Fundamentalism (Fanatic)

This ability applies equally to units of all domains. Preconditions for building a fanatic do not apply to fanatic type units that do not occupy the fanatic slots.

Destroyed after Attack (Missile)

The missile ability is great to use with land units and when it is combined with the fundamentalist ability, it is ideal for simulating suicide squads. This ability is also great for simulating torpedoes or storms using sea missile units.

Double Defence verse Air (AEGIS)

Nothing special to mention here, all units can have this ability without causing problems.

See Invisible

Nothing special to mention here, all units can have this ability without causing problems.



Only sea units are allowed to have holds and there are no conflicts except in the case of the carrier (as mentioned above). Even a sea-settler can carry troops while it is busy terra-forming the sea.

Units with Zero Movement

Strictly speaking, this is not a combination, but its just too unique an idea to leave out. One way to use these units is as a trigger for an event. Make a sea unit look exactly like the terrain below it and give it zero defence. When the player moves his unit into the square, it will destroy the camouflaged unit and trigger whatever event that is planned. This unit can be placed on land or in the ocean. Why not use a land unit? Because land units generate ZOC.

A second way to use this is as a weak section in a wall. If water is used as impassable terrain as in many dungeon type scenarios, one part of the ocean wall could actually be land with a zero movement sea unit camouflaged to look like the wall on it. Careful management of the coast images is needed in this case. This is a viable alternative to simply changing the terrain via an event as the player has to discover the weak section in the wall.

A third use of zero movement units involves revealing a specific location. You will need to use an air unit with double visibility. There is no need to make the unit appear like the terrain below it, you can just make it blank or invisible. An event will create the unit and reveal its surroundings. Thereafter, the invisible unit will crash. The story line has to be made consistent with an adjusted “plane ran out of fuel message” that will follow.

SAM Sites and SDI

Another thing to note is that the SAM battery doubles defense against all non-nuclear air attacks but not against sea or ground missiles and SDI doubles defense only against air missiles (and nukes of course).

AI Limitations

In all the instances above, I have assumed that there was a human brain behind any clever use of the combinations of abilities presented. It is usually advisable to give fancy units only to the human player while keeping the AI units pretty standard. While a human might figure out how to take advantage of non-conventional combinations of abilities, the AI will usually be confused by anything out of the ordinary. Sometime, like in the case of air-settlers, the AI works fine.

As a rule of thumb, what the stated role of the unit is, like naval superiority or diplomacy, will decide what the AI does. But that is not always true. For example, AI cruise missiles have a propensity for attacking ships (especially those with 4 hit points like battleships) and not land units even though its role is attack and not naval superiority. So I am quite that sure things like para-dropping ships onto land is AI unfriendly.

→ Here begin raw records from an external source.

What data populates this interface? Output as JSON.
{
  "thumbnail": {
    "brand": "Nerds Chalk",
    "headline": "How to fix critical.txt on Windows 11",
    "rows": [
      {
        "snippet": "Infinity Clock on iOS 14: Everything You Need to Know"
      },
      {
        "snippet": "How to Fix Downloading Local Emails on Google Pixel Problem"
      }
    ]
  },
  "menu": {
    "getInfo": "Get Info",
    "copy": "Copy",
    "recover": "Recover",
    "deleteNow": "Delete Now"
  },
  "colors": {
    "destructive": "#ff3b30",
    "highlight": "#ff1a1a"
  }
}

Studying how the AI “cheats” is important too. For example, an AI air unit doesn’t run out of fuel when you create them over a land-carrier using the cheat menu. I am told that AI triremes don’t sink or at least don’t sink as often as they are supposed to. When in doubt, AI testing (set human player to no human) and more testing is essential. I would really like to try the AI’s reaction to every possible combination but that would take a lifetime so the responsibility of ensuring AI compatibility of any units you create falls on you, the designer.

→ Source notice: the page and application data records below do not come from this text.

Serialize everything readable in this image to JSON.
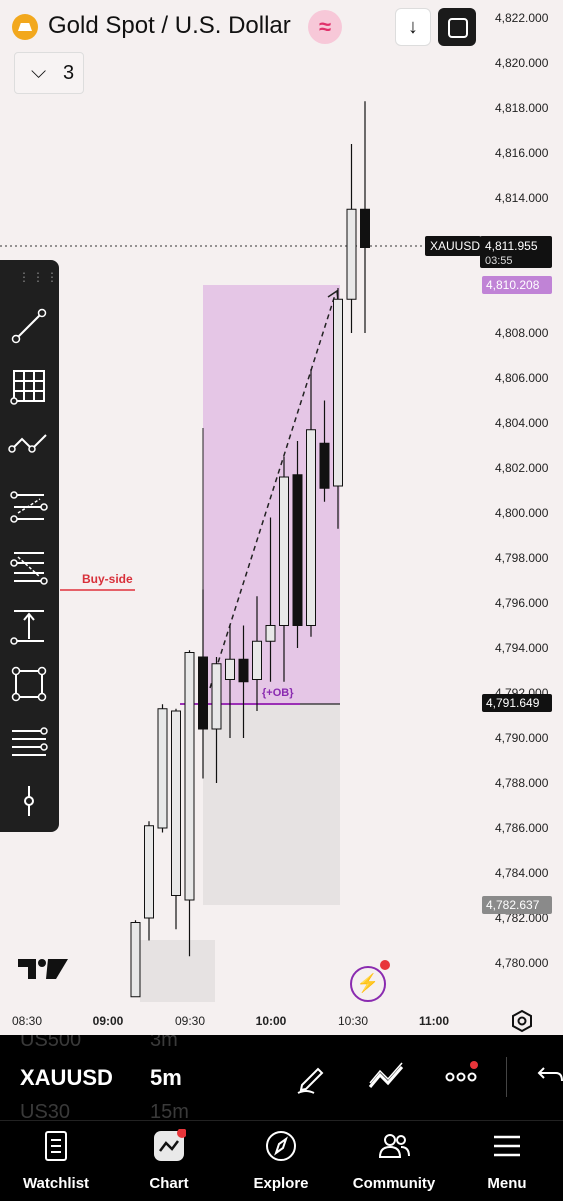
{
  "header": {
    "title": "Gold Spot / U.S. Dollar",
    "collapse_count": "3",
    "icons": [
      "gold-logo-icon",
      "wave-icon",
      "arrow-down-icon",
      "fullscreen-icon",
      "chevron-down-icon"
    ]
  },
  "chart_data": {
    "type": "candlestick",
    "symbol": "XAUUSD",
    "price_ticks": [
      "4,822.000",
      "4,820.000",
      "4,818.000",
      "4,816.000",
      "4,814.000",
      "4,812.000",
      "4,810.000",
      "4,808.000",
      "4,806.000",
      "4,804.000",
      "4,802.000",
      "4,800.000",
      "4,798.000",
      "4,796.000",
      "4,794.000",
      "4,792.000",
      "4,790.000",
      "4,788.000",
      "4,786.000",
      "4,784.000",
      "4,782.000",
      "4,780.000"
    ],
    "time_ticks": [
      "08:30",
      "09:00",
      "09:30",
      "10:00",
      "10:30",
      "11:00"
    ],
    "current_price": "4,811.955",
    "countdown": "03:55",
    "level_high": "4,810.208",
    "level_ob": "4,791.649",
    "level_low": "4,782.637",
    "annotations": {
      "buy_side": "Buy-side",
      "order_block": "{+OB}"
    },
    "candles": [
      {
        "o": 4778.5,
        "h": 4781.9,
        "l": 4778.5,
        "c": 4781.8
      },
      {
        "o": 4782.0,
        "h": 4786.3,
        "l": 4781.0,
        "c": 4786.1
      },
      {
        "o": 4786.0,
        "h": 4791.5,
        "l": 4785.8,
        "c": 4791.3
      },
      {
        "o": 4783.0,
        "h": 4791.3,
        "l": 4781.5,
        "c": 4791.2
      },
      {
        "o": 4782.8,
        "h": 4793.9,
        "l": 4780.3,
        "c": 4793.8
      },
      {
        "o": 4793.6,
        "h": 4796.6,
        "l": 4788.2,
        "c": 4790.4
      },
      {
        "o": 4790.4,
        "h": 4793.6,
        "l": 4788.0,
        "c": 4793.3
      },
      {
        "o": 4792.6,
        "h": 4795.0,
        "l": 4790.0,
        "c": 4793.5
      },
      {
        "o": 4793.5,
        "h": 4795.0,
        "l": 4790.0,
        "c": 4792.5
      },
      {
        "o": 4792.6,
        "h": 4796.3,
        "l": 4791.2,
        "c": 4794.3
      },
      {
        "o": 4794.3,
        "h": 4799.8,
        "l": 4792.5,
        "c": 4795.0
      },
      {
        "o": 4795.0,
        "h": 4802.5,
        "l": 4792.5,
        "c": 4801.6
      },
      {
        "o": 4801.7,
        "h": 4803.2,
        "l": 4794.0,
        "c": 4795.0
      },
      {
        "o": 4795.0,
        "h": 4806.4,
        "l": 4794.5,
        "c": 4803.7
      },
      {
        "o": 4803.1,
        "h": 4805.0,
        "l": 4800.5,
        "c": 4801.1
      },
      {
        "o": 4801.2,
        "h": 4810.0,
        "l": 4799.3,
        "c": 4809.5
      },
      {
        "o": 4809.5,
        "h": 4816.4,
        "l": 4808.0,
        "c": 4813.5
      },
      {
        "o": 4813.5,
        "h": 4818.3,
        "l": 4808.0,
        "c": 4811.8
      }
    ]
  },
  "toolbar": {
    "icons": [
      "trend-line-icon",
      "gann-grid-icon",
      "path-icon",
      "parallel-channel-icon",
      "fib-retracement-icon",
      "measure-icon",
      "rectangle-icon",
      "horizontal-lines-icon",
      "anchor-icon"
    ]
  },
  "bottom_bar": {
    "ghost_top_symbol": "US500",
    "ghost_top_tf": "3m",
    "symbol": "XAUUSD",
    "timeframe": "5m",
    "ghost_bottom_symbol": "US30",
    "ghost_bottom_tf": "15m"
  },
  "nav": [
    {
      "label": "Watchlist",
      "icon": "watchlist-icon"
    },
    {
      "label": "Chart",
      "icon": "chart-icon"
    },
    {
      "label": "Explore",
      "icon": "compass-icon"
    },
    {
      "label": "Community",
      "icon": "community-icon"
    },
    {
      "label": "Menu",
      "icon": "menu-icon"
    }
  ]
}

Any unit which has unusual features or which is meant to be used in a particular way requires extensive in-game documentation. A casual mention in the readme.txt might easily go unnoticed and many players might just brand the special unit as useless without a second thought. Ideally there should be a message via the events editor explaining the nuances of a new unit when the advance it requires is discovered. In any case, the civil-pedia should be updated at the least.